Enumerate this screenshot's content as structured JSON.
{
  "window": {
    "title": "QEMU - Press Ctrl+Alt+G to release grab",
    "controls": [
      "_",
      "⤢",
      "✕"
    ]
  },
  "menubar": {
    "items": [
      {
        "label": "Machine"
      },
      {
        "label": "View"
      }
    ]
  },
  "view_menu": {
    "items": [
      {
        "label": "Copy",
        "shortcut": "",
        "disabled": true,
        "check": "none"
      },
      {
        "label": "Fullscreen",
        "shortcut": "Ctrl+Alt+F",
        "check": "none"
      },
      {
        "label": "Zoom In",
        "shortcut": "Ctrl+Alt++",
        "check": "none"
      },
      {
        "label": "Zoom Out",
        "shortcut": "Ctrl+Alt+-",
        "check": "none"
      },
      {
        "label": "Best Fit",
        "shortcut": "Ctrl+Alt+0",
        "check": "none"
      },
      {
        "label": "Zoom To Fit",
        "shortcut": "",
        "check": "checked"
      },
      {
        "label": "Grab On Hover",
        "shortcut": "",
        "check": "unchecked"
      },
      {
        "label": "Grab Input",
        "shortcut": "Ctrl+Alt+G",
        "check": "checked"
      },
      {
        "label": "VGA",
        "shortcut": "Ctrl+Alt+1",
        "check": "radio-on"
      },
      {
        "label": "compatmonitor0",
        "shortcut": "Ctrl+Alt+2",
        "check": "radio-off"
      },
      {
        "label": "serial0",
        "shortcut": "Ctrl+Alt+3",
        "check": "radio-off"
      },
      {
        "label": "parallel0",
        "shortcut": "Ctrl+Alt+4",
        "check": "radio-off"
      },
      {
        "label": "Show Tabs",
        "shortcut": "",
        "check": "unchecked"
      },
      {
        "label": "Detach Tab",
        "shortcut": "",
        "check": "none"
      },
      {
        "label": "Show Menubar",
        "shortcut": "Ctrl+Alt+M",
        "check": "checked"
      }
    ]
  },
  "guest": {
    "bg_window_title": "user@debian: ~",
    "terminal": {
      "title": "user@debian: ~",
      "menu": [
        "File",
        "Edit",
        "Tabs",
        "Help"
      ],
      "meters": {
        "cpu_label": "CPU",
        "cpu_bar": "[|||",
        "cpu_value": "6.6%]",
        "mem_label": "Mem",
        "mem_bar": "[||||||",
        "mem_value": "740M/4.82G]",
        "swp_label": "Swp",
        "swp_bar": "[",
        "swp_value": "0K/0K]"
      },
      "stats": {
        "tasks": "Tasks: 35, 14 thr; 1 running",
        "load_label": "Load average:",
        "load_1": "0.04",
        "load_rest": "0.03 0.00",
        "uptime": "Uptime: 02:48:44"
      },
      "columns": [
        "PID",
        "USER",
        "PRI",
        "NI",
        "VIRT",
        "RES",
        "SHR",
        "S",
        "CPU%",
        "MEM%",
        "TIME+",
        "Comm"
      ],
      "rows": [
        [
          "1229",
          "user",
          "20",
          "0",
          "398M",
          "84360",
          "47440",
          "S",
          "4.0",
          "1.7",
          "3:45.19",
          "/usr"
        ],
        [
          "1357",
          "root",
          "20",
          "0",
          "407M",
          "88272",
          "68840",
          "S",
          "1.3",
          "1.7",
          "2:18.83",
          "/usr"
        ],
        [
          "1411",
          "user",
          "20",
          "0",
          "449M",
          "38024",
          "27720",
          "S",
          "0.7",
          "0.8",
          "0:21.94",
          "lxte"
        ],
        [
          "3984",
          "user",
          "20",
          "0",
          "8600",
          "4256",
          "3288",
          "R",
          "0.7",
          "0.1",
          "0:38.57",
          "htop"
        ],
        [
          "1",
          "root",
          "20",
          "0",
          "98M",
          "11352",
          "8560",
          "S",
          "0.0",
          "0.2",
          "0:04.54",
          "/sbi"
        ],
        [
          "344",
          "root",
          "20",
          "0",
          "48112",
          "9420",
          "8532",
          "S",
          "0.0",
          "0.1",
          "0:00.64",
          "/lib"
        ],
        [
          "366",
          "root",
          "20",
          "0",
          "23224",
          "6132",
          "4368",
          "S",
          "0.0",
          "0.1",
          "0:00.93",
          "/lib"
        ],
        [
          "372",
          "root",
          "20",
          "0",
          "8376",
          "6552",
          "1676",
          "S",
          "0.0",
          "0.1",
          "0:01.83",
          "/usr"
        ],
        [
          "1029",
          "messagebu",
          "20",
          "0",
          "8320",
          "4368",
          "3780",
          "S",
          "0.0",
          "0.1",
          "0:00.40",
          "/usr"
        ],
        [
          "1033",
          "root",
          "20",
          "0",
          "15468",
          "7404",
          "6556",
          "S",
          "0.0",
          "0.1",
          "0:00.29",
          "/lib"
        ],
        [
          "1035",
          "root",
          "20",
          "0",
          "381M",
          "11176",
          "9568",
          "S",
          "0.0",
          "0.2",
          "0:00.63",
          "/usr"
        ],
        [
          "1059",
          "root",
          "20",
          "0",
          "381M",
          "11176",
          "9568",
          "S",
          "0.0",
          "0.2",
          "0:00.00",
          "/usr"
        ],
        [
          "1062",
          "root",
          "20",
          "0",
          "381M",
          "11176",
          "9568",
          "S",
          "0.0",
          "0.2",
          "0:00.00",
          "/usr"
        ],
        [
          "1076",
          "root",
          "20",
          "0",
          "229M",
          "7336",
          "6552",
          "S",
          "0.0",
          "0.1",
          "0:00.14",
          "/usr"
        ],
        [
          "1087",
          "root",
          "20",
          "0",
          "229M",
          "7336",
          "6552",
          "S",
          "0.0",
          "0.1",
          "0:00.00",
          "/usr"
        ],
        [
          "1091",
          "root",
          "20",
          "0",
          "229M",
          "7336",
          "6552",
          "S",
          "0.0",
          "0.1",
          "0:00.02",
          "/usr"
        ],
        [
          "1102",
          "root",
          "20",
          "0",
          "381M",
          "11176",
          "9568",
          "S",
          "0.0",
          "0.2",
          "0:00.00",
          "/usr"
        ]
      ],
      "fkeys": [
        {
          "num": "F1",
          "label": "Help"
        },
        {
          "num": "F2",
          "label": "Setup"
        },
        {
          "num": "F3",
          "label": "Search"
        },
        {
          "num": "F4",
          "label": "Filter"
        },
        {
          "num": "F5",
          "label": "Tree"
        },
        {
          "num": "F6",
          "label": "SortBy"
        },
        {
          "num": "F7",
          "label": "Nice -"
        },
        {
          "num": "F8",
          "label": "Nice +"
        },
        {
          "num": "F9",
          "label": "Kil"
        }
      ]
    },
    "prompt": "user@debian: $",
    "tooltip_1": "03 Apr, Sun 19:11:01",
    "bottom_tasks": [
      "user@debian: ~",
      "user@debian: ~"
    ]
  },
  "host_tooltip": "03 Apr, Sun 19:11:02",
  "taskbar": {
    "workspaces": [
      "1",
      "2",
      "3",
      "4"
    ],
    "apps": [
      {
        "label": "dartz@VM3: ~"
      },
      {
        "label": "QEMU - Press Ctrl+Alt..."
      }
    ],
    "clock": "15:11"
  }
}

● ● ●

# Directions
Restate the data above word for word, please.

# Answer space
Enumerate this screenshot's content as structured JSON.
{
  "window": {
    "title": "QEMU - Press Ctrl+Alt+G to release grab",
    "controls": [
      "_",
      "⤢",
      "✕"
    ]
  },
  "menubar": {
    "items": [
      {
        "label": "Machine"
      },
      {
        "label": "View"
      }
    ]
  },
  "view_menu": {
    "items": [
      {
        "label": "Copy",
        "shortcut": "",
        "disabled": true,
        "check": "none"
      },
      {
        "label": "Fullscreen",
        "shortcut": "Ctrl+Alt+F",
        "check": "none"
      },
      {
        "label": "Zoom In",
        "shortcut": "Ctrl+Alt++",
        "check": "none"
      },
      {
        "label": "Zoom Out",
        "shortcut": "Ctrl+Alt+-",
        "check": "none"
      },
      {
        "label": "Best Fit",
        "shortcut": "Ctrl+Alt+0",
        "check": "none"
      },
      {
        "label": "Zoom To Fit",
        "shortcut": "",
        "check": "checked"
      },
      {
        "label": "Grab On Hover",
        "shortcut": "",
        "check": "unchecked"
      },
      {
        "label": "Grab Input",
        "shortcut": "Ctrl+Alt+G",
        "check": "checked"
      },
      {
        "label": "VGA",
        "shortcut": "Ctrl+Alt+1",
        "check": "radio-on"
      },
      {
        "label": "compatmonitor0",
        "shortcut": "Ctrl+Alt+2",
        "check": "radio-off"
      },
      {
        "label": "serial0",
        "shortcut": "Ctrl+Alt+3",
        "check": "radio-off"
      },
      {
        "label": "parallel0",
        "shortcut": "Ctrl+Alt+4",
        "check": "radio-off"
      },
      {
        "label": "Show Tabs",
        "shortcut": "",
        "check": "unchecked"
      },
      {
        "label": "Detach Tab",
        "shortcut": "",
        "check": "none"
      },
      {
        "label": "Show Menubar",
        "shortcut": "Ctrl+Alt+M",
        "check": "checked"
      }
    ]
  },
  "guest": {
    "bg_window_title": "user@debian: ~",
    "terminal": {
      "title": "user@debian: ~",
      "menu": [
        "File",
        "Edit",
        "Tabs",
        "Help"
      ],
      "meters": {
        "cpu_label": "CPU",
        "cpu_bar": "[|||",
        "cpu_value": "6.6%]",
        "mem_label": "Mem",
        "mem_bar": "[||||||",
        "mem_value": "740M/4.82G]",
        "swp_label": "Swp",
        "swp_bar": "[",
        "swp_value": "0K/0K]"
      },
      "stats": {
        "tasks": "Tasks: 35, 14 thr; 1 running",
        "load_label": "Load average:",
        "load_1": "0.04",
        "load_rest": "0.03 0.00",
        "uptime": "Uptime: 02:48:44"
      },
      "columns": [
        "PID",
        "USER",
        "PRI",
        "NI",
        "VIRT",
        "RES",
        "SHR",
        "S",
        "CPU%",
        "MEM%",
        "TIME+",
        "Comm"
      ],
      "rows": [
        [
          "1229",
          "user",
          "20",
          "0",
          "398M",
          "84360",
          "47440",
          "S",
          "4.0",
          "1.7",
          "3:45.19",
          "/usr"
        ],
        [
          "1357",
          "root",
          "20",
          "0",
          "407M",
          "88272",
          "68840",
          "S",
          "1.3",
          "1.7",
          "2:18.83",
          "/usr"
        ],
        [
          "1411",
          "user",
          "20",
          "0",
          "449M",
          "38024",
          "27720",
          "S",
          "0.7",
          "0.8",
          "0:21.94",
          "lxte"
        ],
        [
          "3984",
          "user",
          "20",
          "0",
          "8600",
          "4256",
          "3288",
          "R",
          "0.7",
          "0.1",
          "0:38.57",
          "htop"
        ],
        [
          "1",
          "root",
          "20",
          "0",
          "98M",
          "11352",
          "8560",
          "S",
          "0.0",
          "0.2",
          "0:04.54",
          "/sbi"
        ],
        [
          "344",
          "root",
          "20",
          "0",
          "48112",
          "9420",
          "8532",
          "S",
          "0.0",
          "0.1",
          "0:00.64",
          "/lib"
        ],
        [
          "366",
          "root",
          "20",
          "0",
          "23224",
          "6132",
          "4368",
          "S",
          "0.0",
          "0.1",
          "0:00.93",
          "/lib"
        ],
        [
          "372",
          "root",
          "20",
          "0",
          "8376",
          "6552",
          "1676",
          "S",
          "0.0",
          "0.1",
          "0:01.83",
          "/usr"
        ],
        [
          "1029",
          "messagebu",
          "20",
          "0",
          "8320",
          "4368",
          "3780",
          "S",
          "0.0",
          "0.1",
          "0:00.40",
          "/usr"
        ],
        [
          "1033",
          "root",
          "20",
          "0",
          "15468",
          "7404",
          "6556",
          "S",
          "0.0",
          "0.1",
          "0:00.29",
          "/lib"
        ],
        [
          "1035",
          "root",
          "20",
          "0",
          "381M",
          "11176",
          "9568",
          "S",
          "0.0",
          "0.2",
          "0:00.63",
          "/usr"
        ],
        [
          "1059",
          "root",
          "20",
          "0",
          "381M",
          "11176",
          "9568",
          "S",
          "0.0",
          "0.2",
          "0:00.00",
          "/usr"
        ],
        [
          "1062",
          "root",
          "20",
          "0",
          "381M",
          "11176",
          "9568",
          "S",
          "0.0",
          "0.2",
          "0:00.00",
          "/usr"
        ],
        [
          "1076",
          "root",
          "20",
          "0",
          "229M",
          "7336",
          "6552",
          "S",
          "0.0",
          "0.1",
          "0:00.14",
          "/usr"
        ],
        [
          "1087",
          "root",
          "20",
          "0",
          "229M",
          "7336",
          "6552",
          "S",
          "0.0",
          "0.1",
          "0:00.00",
          "/usr"
        ],
        [
          "1091",
          "root",
          "20",
          "0",
          "229M",
          "7336",
          "6552",
          "S",
          "0.0",
          "0.1",
          "0:00.02",
          "/usr"
        ],
        [
          "1102",
          "root",
          "20",
          "0",
          "381M",
          "11176",
          "9568",
          "S",
          "0.0",
          "0.2",
          "0:00.00",
          "/usr"
        ]
      ],
      "fkeys": [
        {
          "num": "F1",
          "label": "Help"
        },
        {
          "num": "F2",
          "label": "Setup"
        },
        {
          "num": "F3",
          "label": "Search"
        },
        {
          "num": "F4",
          "label": "Filter"
        },
        {
          "num": "F5",
          "label": "Tree"
        },
        {
          "num": "F6",
          "label": "SortBy"
        },
        {
          "num": "F7",
          "label": "Nice -"
        },
        {
          "num": "F8",
          "label": "Nice +"
        },
        {
          "num": "F9",
          "label": "Kil"
        }
      ]
    },
    "prompt": "user@debian: $",
    "tooltip_1": "03 Apr, Sun 19:11:01",
    "bottom_tasks": [
      "user@debian: ~",
      "user@debian: ~"
    ]
  },
  "host_tooltip": "03 Apr, Sun 19:11:02",
  "taskbar": {
    "workspaces": [
      "1",
      "2",
      "3",
      "4"
    ],
    "apps": [
      {
        "label": "dartz@VM3: ~"
      },
      {
        "label": "QEMU - Press Ctrl+Alt..."
      }
    ],
    "clock": "15:11"
  }
}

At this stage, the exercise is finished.